Canyons’ new TechConnect program bridges the technology gap
Apr 26, 2019 10:00AM
● By Julie Slama
Canyons new TechConnect program was unveiled at Hillcrest High, allocating 120 computers and hot spots for students who lack digital devices in their home to check out for their school work. (Photo courtesy of Canyons School District)
By Julie Slama | [email protected]
Hillcrest High School senior Sydney Larsen is looking forward to attending the University of Utah next fall, but she still has a few weeks left of assignments, some online, to complete before graduation.
“Most of my classes are a mix between paper and technology, but I can definitely say that I need the use of a computer for every class,” she said. “For example, in my AP stats class, we use Canvas almost daily to watch video lectures in order to keep up with the curriculum. I also use a computer to keep up with my grades and look at due dates for different Canvas assignments. In addition to this, many of my teachers use Remind to answer our questions and send out different notifications outside of class time.”
While Larsen has access to a digital device at her home, not all of her classmates do.
“Technology is being incorporated into education more and more every day. This makes not having access to a computer an increasingly detrimental factor in a student’s education because they aren’t able to do their school work on sites like Canvas at home,” she said. “Having a computer means being able to research your assignments wherever you are and having so many more resources to get the help you need. It’s a way to boost your education.”
This spring, Canyons Board of Education approved a plan proposed by Canyons School District Information Technology Director Scot McCombs to aid those students, more than 3,500, or 10 percent, who don’t have access to computing devices or the internet at home.
“In the rush to making sure our schools are equipped for the high-tech demands of a 21st-century education, we need to be careful about leaving some students behind,” McCombs said.
Through a T-Mobile Empower 2.0 grant, the new district program TechConnect is making Chromebooks available to these students. In April, starting with 120 devices at Hillcrest, students were able to check out the devices much the same way that libraries check out books, except for a more extended period of time. After Hillcrest, the Chromebooks will be available to the 400 other traditional high school students this spring.
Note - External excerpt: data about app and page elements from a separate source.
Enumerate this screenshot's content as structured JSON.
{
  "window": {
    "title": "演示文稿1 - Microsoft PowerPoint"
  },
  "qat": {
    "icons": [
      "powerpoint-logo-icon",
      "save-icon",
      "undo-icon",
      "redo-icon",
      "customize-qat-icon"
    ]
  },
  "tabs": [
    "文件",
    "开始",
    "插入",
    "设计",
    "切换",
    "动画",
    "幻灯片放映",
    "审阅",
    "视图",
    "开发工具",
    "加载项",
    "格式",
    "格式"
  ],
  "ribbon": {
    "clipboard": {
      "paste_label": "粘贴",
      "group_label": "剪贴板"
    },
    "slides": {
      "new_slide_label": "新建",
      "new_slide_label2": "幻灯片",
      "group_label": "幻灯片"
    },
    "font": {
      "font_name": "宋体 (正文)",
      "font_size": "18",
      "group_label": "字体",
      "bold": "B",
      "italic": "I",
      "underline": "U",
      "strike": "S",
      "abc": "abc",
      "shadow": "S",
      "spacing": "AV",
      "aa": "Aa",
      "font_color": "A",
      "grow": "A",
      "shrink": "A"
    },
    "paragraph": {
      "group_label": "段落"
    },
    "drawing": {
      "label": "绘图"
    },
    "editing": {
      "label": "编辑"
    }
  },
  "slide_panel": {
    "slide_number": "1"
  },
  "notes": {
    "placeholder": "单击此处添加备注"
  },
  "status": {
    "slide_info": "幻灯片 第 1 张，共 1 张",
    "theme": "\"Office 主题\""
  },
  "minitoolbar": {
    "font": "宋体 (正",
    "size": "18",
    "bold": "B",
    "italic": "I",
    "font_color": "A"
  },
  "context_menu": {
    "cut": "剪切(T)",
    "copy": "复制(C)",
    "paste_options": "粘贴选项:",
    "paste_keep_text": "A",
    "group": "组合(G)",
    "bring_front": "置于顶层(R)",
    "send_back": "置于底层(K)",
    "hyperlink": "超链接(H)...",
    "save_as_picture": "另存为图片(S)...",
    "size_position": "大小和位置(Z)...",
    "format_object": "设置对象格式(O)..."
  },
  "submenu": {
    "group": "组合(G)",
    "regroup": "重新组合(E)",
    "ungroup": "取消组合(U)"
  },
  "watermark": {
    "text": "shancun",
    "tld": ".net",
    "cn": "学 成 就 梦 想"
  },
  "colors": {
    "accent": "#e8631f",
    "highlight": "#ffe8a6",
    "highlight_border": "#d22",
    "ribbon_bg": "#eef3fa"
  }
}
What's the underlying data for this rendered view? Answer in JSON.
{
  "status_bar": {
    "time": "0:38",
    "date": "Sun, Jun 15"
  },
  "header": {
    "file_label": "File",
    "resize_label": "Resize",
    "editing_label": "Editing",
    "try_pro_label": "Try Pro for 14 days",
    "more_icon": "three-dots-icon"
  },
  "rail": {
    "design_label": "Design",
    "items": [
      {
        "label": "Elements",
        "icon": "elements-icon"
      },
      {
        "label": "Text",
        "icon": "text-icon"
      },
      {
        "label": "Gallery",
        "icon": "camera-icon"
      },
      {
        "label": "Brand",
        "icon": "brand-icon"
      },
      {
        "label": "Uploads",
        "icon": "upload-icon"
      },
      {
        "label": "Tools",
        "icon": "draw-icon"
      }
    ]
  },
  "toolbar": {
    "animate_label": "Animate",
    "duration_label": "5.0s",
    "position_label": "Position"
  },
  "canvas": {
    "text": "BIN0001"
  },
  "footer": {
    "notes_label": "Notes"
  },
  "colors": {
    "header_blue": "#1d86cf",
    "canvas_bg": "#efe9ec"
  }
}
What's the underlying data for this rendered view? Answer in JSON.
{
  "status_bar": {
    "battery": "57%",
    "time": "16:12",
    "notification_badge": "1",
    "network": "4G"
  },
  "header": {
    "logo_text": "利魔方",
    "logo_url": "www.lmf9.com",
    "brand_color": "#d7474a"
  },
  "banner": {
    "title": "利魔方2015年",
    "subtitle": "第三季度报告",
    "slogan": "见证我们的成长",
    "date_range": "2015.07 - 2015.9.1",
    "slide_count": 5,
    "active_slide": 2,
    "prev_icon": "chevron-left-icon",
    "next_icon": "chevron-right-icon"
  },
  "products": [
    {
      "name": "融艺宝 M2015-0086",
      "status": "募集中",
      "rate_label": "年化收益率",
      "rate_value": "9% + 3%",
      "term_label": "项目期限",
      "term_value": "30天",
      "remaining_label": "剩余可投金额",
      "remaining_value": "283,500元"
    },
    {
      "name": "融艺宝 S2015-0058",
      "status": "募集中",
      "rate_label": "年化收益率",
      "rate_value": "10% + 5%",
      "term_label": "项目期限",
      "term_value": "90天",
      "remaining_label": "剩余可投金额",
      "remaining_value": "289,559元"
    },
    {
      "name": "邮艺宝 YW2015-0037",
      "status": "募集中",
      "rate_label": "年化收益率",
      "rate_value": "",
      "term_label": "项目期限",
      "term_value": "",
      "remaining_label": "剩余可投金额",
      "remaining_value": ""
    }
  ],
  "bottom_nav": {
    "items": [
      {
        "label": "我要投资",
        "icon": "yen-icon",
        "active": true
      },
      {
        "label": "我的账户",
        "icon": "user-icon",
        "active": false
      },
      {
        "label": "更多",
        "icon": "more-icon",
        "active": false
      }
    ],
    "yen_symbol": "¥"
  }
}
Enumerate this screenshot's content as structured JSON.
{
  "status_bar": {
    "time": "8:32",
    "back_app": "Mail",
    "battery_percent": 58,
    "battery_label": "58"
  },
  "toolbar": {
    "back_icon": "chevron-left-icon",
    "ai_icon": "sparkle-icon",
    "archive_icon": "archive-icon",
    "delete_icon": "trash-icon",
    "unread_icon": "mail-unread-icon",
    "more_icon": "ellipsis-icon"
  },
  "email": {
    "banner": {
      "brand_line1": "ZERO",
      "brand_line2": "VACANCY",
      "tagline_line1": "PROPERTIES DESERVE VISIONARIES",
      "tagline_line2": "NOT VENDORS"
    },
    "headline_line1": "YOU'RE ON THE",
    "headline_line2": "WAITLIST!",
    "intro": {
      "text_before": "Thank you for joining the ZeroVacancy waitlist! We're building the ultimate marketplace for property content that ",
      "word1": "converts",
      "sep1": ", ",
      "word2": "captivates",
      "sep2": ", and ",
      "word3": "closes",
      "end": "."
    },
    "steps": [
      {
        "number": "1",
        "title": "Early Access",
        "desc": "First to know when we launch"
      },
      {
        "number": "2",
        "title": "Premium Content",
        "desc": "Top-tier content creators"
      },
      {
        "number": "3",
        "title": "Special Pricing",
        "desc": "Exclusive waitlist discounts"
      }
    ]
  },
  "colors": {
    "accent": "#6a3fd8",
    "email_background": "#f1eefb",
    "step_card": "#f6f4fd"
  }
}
“We’re rolling it out in order of need: Hillcrest, Jordan, Alta, Corner Canyon, Brighton — starting with high schools who tend to have more online homework and use,” he said.
Families who show a need to school administrators, similar to the school free and reduced lunch program, will sign a contract to participate in the program. Chromebooks will be limited to one per family, McCombs added.
The grant also will cover half the cost of making hotspots available to the students so they have internet access at home. Internet access will be filtered using the same technology used to limit browsing at the district’s schools. The remainder of the costs may also be partially covered through Utah’s Digital Teaching and Learning Grant.
Both T-Mobile and Canyons will pay about $125,000 per year for the device and internet access for these students, McCombs said.
“I see a great return and difference in these students’ lives and in the lives of their families. Technology is ubiquitous. It’s how we access knowledge, connect with one another and make daily decisions, from crunching spreadsheets at work to finding a doctor or ordering pizza for delivery. I take it for granted that I can access the Library of Congress on my phone, but some of our students don’t have that ability. Without internet access, how can we begin to address other technological inequities?” he said.
Results of a survey of Canyons District families conducted by McCombs last fall revealed that the reason students who don’t have access is largely due to the unaffordability of devices and Wi-Fi.
Hillcrest senior Ediann Cruz said she is aware of classmates who don’t have access.
“(Some) come from different countries so it’s hard for them to find high-paying jobs to buy a laptop for school,” she said.
McCombs said he anticipates seeing students’ lives greatly improve with having a computer and internet at home.
“If students don’t have access to a computer or the internet from home, it’s harder for them to complete assignments and keep up with homework. I don’t see how students can graduate high school if they don’t have access to a computer. I think with this program, we will improve graduation rates. I foresee a vast improvement in lives of our students and their families who now will have access,” he said.
The program already has been piloted with 15 Crescent Elementary special education students and English language learners who had no internet access at home. The results showed having the devices at home helped boost their performance at school, McCombs said.
In November when they received the Chromebooks, none of these students were on track to meet grade-level standards of learning by June. Now, 13 are on track to meet or exceed the standards, he said.
McCombs said after working on this push for the past seven years, he wanted to introduce the program to bring equality across the district. Having three adopted children, he knows that living in a different environment would have resulted in different lives for them.
“I want everyone to be treated respectfully and with equity and every child should have that same level playing field,” he said. “We talk about how the printing press changed history and democratized how people access knowledge. Today, the internet is how we access information, and to deny some students that access is just wrong.”